Golden Isles Could Be A Star In Feature Films And TV Shows | Daily Editorial
Even with a plethora of entertainment options at your fingertips – from streaming music and video games to content created on YouTube, TikTok, and other platforms – there’s still something awesome about movies. and scripted television. It’s hard to find anything that matches the fun of discussing the latest developments on your favorite TV show or going to see the next big movie that everyone has to see.
If you watch the credits of your favorite movie or TV show, don’t be surprised if you find a logo depicting a peach with the words “Made in Georgia” prominently displayed. The state has become the Hollywood of the South, if you will, in terms of filming and TV shows.
The state became a filmmaking paradise when it began offering tax credits to filmmakers in 2008 if they made their films in the state.

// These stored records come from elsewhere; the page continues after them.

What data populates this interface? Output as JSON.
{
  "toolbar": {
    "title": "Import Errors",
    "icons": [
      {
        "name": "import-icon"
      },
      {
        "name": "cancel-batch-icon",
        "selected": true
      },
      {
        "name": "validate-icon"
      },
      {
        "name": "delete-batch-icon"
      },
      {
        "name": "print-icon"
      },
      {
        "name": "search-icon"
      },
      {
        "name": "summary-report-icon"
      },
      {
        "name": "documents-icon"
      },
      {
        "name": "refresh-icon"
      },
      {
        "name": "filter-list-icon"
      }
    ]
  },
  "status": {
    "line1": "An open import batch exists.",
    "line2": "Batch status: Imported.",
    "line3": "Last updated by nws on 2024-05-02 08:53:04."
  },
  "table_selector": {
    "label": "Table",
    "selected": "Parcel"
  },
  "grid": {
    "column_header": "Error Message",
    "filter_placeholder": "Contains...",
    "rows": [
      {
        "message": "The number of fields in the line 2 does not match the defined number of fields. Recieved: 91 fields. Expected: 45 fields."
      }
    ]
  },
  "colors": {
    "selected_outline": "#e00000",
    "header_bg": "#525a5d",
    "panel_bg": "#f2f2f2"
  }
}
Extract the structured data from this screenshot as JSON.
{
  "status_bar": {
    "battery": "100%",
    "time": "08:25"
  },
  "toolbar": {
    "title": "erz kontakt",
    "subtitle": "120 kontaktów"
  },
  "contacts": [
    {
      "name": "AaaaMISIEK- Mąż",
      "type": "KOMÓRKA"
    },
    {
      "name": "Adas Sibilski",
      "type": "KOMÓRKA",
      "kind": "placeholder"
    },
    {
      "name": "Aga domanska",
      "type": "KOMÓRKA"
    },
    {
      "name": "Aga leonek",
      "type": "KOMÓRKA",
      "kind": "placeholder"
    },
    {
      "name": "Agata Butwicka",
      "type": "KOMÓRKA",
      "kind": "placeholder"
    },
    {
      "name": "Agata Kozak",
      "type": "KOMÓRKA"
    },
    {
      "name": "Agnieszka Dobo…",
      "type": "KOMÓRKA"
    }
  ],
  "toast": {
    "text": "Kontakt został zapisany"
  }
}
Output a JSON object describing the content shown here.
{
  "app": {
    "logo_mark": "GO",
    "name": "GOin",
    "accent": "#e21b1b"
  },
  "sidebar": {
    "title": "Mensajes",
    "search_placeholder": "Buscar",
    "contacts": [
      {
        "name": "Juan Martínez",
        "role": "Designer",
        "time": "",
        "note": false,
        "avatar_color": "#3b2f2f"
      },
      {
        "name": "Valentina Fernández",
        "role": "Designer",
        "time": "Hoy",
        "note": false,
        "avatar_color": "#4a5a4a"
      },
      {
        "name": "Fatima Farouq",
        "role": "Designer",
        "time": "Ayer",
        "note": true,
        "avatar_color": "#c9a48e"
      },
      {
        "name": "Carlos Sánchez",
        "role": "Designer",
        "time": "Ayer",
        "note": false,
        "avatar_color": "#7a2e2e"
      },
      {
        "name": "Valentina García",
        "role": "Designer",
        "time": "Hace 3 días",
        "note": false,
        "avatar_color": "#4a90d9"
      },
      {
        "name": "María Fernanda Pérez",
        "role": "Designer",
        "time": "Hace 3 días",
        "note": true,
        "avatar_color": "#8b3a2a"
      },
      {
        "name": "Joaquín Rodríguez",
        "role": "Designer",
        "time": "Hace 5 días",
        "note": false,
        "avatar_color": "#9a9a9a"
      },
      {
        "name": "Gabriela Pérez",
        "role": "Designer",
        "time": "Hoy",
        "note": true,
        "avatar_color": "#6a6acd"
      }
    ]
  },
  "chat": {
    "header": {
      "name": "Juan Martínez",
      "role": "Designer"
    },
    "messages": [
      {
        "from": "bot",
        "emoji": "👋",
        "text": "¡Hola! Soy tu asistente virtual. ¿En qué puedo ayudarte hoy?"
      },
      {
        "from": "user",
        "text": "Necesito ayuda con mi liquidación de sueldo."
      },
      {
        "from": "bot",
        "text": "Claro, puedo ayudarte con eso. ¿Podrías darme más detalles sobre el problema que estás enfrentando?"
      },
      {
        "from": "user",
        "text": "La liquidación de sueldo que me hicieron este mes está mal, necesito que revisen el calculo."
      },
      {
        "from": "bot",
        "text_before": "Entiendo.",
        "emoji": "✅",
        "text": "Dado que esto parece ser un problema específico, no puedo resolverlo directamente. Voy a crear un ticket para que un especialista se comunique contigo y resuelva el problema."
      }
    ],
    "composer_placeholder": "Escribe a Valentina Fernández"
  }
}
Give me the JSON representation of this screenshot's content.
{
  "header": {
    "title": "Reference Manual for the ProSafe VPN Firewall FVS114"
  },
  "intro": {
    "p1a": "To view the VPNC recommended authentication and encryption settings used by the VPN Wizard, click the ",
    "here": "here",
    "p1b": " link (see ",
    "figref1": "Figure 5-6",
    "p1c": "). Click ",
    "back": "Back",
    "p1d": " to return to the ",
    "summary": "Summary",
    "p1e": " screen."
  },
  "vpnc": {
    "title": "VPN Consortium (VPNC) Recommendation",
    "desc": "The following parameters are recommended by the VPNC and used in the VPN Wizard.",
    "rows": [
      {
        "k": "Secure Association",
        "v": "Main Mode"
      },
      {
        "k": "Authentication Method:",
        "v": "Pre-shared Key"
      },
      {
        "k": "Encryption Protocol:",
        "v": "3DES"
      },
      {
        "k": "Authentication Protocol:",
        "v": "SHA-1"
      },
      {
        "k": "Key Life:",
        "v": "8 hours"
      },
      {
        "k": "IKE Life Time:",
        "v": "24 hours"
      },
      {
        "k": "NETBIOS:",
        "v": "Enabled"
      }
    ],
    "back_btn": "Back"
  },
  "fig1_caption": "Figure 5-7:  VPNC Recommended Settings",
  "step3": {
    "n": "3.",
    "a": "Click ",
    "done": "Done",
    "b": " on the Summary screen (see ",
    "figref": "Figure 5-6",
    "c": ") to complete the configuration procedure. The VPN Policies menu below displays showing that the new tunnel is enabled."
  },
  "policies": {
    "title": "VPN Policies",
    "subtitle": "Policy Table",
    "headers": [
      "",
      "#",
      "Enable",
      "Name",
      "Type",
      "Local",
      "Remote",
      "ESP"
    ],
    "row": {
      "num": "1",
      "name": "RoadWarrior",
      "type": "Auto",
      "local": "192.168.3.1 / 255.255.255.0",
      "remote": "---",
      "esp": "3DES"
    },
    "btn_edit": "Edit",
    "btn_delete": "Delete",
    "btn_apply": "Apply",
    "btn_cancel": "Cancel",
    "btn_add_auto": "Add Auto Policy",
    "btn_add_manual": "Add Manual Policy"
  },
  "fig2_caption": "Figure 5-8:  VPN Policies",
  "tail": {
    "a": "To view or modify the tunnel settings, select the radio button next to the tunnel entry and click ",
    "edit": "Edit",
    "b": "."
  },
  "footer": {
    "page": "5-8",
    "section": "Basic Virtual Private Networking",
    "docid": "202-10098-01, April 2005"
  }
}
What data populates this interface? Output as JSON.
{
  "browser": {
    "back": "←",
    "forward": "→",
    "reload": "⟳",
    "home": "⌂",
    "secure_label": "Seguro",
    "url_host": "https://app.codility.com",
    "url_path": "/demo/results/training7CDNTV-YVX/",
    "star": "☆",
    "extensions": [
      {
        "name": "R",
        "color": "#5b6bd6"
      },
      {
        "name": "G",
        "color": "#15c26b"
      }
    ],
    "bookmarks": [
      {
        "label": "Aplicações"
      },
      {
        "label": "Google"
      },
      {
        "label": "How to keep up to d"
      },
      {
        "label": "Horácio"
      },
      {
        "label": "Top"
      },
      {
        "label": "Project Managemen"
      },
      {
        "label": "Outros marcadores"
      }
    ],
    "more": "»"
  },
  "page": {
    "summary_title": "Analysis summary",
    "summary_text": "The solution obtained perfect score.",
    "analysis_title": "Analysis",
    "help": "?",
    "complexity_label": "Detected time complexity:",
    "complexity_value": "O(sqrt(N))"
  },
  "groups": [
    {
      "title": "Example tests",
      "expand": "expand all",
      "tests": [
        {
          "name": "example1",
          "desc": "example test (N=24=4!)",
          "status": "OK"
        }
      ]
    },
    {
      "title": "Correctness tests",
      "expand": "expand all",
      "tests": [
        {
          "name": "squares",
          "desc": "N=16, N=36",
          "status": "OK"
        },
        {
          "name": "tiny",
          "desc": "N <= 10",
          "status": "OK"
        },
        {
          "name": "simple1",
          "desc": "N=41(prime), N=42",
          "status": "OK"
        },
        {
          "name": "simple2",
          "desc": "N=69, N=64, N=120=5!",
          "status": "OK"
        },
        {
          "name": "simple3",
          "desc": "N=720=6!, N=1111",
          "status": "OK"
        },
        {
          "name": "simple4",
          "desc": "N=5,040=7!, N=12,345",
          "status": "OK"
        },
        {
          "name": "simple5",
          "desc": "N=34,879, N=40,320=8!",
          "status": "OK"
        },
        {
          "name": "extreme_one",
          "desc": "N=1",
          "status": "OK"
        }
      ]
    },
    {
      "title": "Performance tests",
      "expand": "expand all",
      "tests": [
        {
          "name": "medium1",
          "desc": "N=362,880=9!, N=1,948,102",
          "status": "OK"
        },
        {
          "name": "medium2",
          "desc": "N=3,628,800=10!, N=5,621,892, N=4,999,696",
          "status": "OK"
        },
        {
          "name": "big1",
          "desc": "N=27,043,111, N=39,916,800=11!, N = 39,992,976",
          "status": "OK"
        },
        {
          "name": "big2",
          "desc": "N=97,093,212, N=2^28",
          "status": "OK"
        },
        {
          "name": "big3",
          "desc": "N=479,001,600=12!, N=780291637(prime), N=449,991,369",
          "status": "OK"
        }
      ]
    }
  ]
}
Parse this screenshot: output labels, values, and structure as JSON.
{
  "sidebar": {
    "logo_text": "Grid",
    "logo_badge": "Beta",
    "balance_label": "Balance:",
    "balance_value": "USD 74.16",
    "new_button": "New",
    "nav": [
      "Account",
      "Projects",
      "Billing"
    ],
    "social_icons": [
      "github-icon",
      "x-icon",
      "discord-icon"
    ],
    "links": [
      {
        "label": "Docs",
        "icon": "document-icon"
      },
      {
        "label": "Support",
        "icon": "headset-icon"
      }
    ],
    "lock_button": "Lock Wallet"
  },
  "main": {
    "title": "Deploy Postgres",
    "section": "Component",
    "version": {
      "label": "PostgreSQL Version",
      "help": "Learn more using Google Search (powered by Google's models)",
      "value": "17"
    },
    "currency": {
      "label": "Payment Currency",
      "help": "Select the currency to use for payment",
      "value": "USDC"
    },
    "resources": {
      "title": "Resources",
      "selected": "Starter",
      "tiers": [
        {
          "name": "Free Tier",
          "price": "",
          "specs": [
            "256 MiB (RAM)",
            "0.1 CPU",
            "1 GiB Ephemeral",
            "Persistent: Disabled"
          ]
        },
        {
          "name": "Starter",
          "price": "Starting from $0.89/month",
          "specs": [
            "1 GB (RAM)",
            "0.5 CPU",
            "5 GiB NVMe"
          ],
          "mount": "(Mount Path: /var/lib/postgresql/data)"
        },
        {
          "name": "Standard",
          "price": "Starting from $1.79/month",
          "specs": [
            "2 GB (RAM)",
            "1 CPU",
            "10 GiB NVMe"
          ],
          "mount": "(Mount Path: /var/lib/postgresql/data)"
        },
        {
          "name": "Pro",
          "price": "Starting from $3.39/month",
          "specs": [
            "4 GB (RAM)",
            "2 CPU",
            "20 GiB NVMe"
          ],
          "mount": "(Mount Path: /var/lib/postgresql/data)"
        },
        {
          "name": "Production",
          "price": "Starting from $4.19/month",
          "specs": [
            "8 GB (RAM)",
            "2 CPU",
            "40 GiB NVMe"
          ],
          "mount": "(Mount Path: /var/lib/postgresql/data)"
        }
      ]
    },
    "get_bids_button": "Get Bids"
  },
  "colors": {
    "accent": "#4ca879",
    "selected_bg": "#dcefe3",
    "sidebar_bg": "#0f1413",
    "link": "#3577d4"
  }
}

These incentives have worked better than anyone could have imagined. A Capitol Beat News Service story in July reported that film and television productions accounted for $ 4 billion in direct spending.
The Golden Isles got a piece of the state movie pie. In July, the Netflix series “Pieces of Her” was filmed in the Pier Village on the island of St. Simons. The Golden Isles are officially part of the Marvel Cinematic Universe on Friday as the Black Panther sequel begins filming at Mary Ross Waterfront Park.
To accommodate the filming, the park will be closed at least until November 8. The studio, Kimoyo Productions, will donate $ 15,000 to the city for the use of the park and an additional $ 1,000 per day if the shoot goes beyond November 8.
Although it is difficult to close a city park on short notice, the city commission made the right decision to accept the studio’s offer. The money the studio pays is nice but more than that it shows that the Golden Isles are flexible and willing to work with filmmakers. And being part of one of the biggest movie franchises in the world is not to be sneezed at. The sequel to Black Panther will draw millions of people to theaters every time it is released. Playing a role to bring it to the screen is quite the feather in the city’s hat.
Reputation matters a lot in the film industry, and the Islands are showing their willingness to work with studios to meet their needs. Word will spread and more and more people will consider bringing their productions to the region.
We can’t wait to see all of the familiar island landscapes in movies and on our televisions.